Considering the wallet-obliterating price tag of the original pressing (not to mention its 40 year vintage), it should come as no surprise that we’re looking at a reissue of the album for this Vinyl Corner. Hastings’ BBE Records are the ones to pick up the gauntlet of rereleasing ‘Catchy’ (alongside its 1979 follow-up ‘Ducks And Drakes’ – more on that tomorrow), and this is a reissue of typically sterling execution. Germany’s Pallas pressing plant ranks amongst the best in the world in terms of consistently high quality output, and it is they who’ve handled the manufacturing of this reissue. As involvement of such high pedigree names would suggest, sound is simply excellent throughout. The noise floor is really subtle on this pressing and even the run-ins boast clean sound, with only a subtle background whoosh completely drowned-out by the music. In terms of general surface noise, the situation is similarly commendable. Playback is almost entirely free of any sort of unwanted noise and only in a few infrequent spots did we pick up on any background crackle. Even when we did, it was minor enough to not distract from the music itself – and infrequent, to boot. Our copy is also entirely free of pops, clicks or other such instances of overt unwanted noise, and sound is generally really tidy. The unfussy professionalism with which so much library music was recorded and engineered means that many such albums as this still sound great, even by modern standards (if anything, it’s not unusual for these vintage records to eclipse the quality of those made today). As such, it’s not altogether surprising that the fidelity and sonics on this reissue are top-notch. Drums walk a fine-line between analogue crunch and clarity; they boast the punch and depth of vintage, valve-recorded sound whilst maintaining striking definition. The same can be said for the effects-laden lead guitar work and the expertly performed bass and keys, leading to a sonically impressive soundscape which doesn’t feel polished to point of losing its innate soul, but does benefit from a good sprucing-up nonetheless.

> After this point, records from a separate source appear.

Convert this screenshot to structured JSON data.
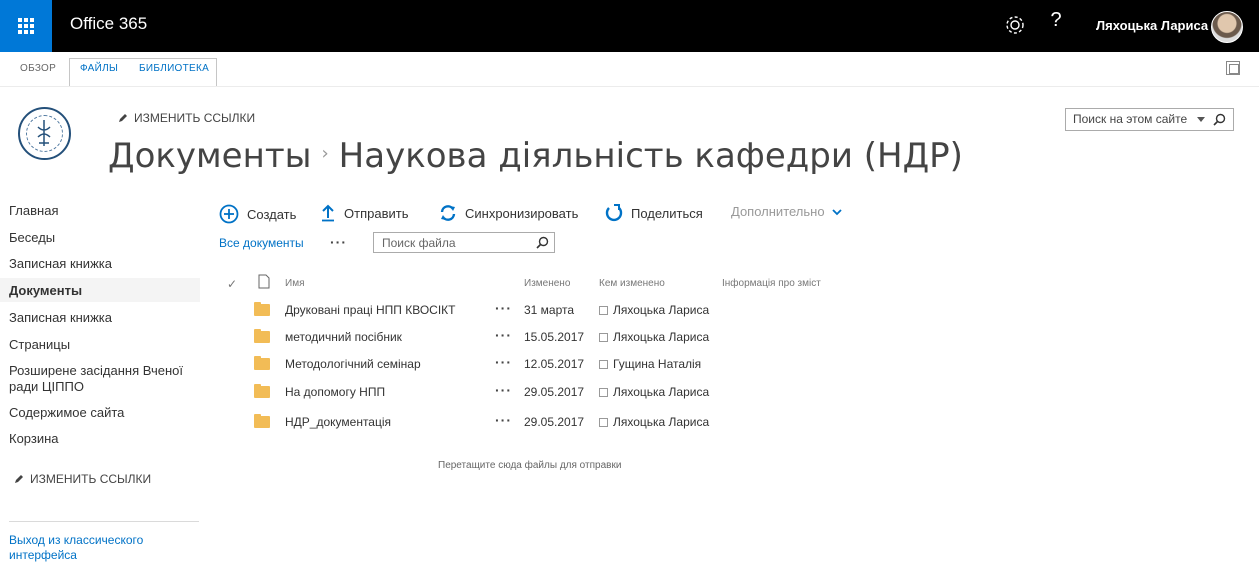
{
  "suite": {
    "brand": "Office 365",
    "help": "?",
    "user_name": "Ляхоцька Лариса",
    "accent": "#0078d7"
  },
  "ribbon": {
    "tabs": [
      "ОБЗОР",
      "ФАЙЛЫ",
      "БИБЛИОТЕКА"
    ]
  },
  "header": {
    "edit_links": "ИЗМЕНИТЬ ССЫЛКИ",
    "title_part1": "Документы",
    "title_sep": "›",
    "title_part2": "Наукова діяльність кафедри (НДР)",
    "site_search_placeholder": "Поиск на этом сайте"
  },
  "left_nav": {
    "items": [
      "Главная",
      "Беседы",
      "Записная книжка",
      "Документы",
      "Записная книжка",
      "Страницы",
      "Розширене засідання Вченої ради ЦІППО",
      "Содержимое сайта",
      "Корзина"
    ],
    "edit_links": "ИЗМЕНИТЬ ССЫЛКИ",
    "exit_classic": "Выход из классического интерфейса"
  },
  "commands": {
    "create": "Создать",
    "upload": "Отправить",
    "sync": "Синхронизировать",
    "share": "Поделиться",
    "more": "Дополнительно"
  },
  "view": {
    "all_docs": "Все документы",
    "more": "···",
    "file_search_placeholder": "Поиск файла"
  },
  "table": {
    "headers": {
      "check": "✓",
      "name": "Имя",
      "modified": "Изменено",
      "modified_by": "Кем изменено",
      "content_info": "Інформація про зміст"
    },
    "rows": [
      {
        "name": "Друковані праці НПП КВОСІКТ",
        "dots": "···",
        "modified": "31 марта",
        "user": "Ляхоцька Лариса"
      },
      {
        "name": "методичний посібник",
        "dots": "···",
        "modified": "15.05.2017",
        "user": "Ляхоцька Лариса"
      },
      {
        "name": "Методологічний семінар",
        "dots": "···",
        "modified": "12.05.2017",
        "user": "Гущина Наталія"
      },
      {
        "name": "На допомогу НПП",
        "dots": "···",
        "modified": "29.05.2017",
        "user": "Ляхоцька Лариса"
      },
      {
        "name": "НДР_документація",
        "dots": "···",
        "modified": "29.05.2017",
        "user": "Ляхоцька Лариса"
      }
    ],
    "drop_hint": "Перетащите сюда файлы для отправки"
  }
}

Packaging and presentation is well executed on this reissue. The sleeve takes shape as a chunky gatefold, featuring high quality replication of the original album art on both the front and back covers. In addition there are brand-new liner notes and rare images on the inner gatefold spread. Image quality is impressive throughout – the vibrant, dramatic reds of the artwork look great here and print quality is sharp and defined, as well. The spine looks excellent, with bold, colourful text that makes the album an easy one to locate on a packed shelf. One minor issue is the lack of a polylined inner sleeve – the one included here is plain paper – however that can easily be replaced, so there’s no real harm there. The labels are presented with a similarly slick art direction, which goes a good way towards reproducing those of the original pressing. While details such as label names and copyright dates are understandably altered, the broad art direction is much the same and certainly gives modern audiences a chance to own something not at all unlike the original pressing.
Yan Tregger’s ‘Catchy’ is a highly intriguing disco-funk LP likely to be of great interest to both enthusiasts of such music and also collectors of the ever-elusive phenomenon that is library music. This BBE Records reissue is really high quality and an excellent opportunity to secure the album without breaking the bank. Sound is great throughout, and the presentation similarly leaves little to be desired.
Enjoyed this feature? We’re always looking for further albums to highlight on Vinyl Corner – and if you have a vinyl release that you’d love to see written about here, please get in touch at firstname.lastname@example.org – it would be great to hear from you!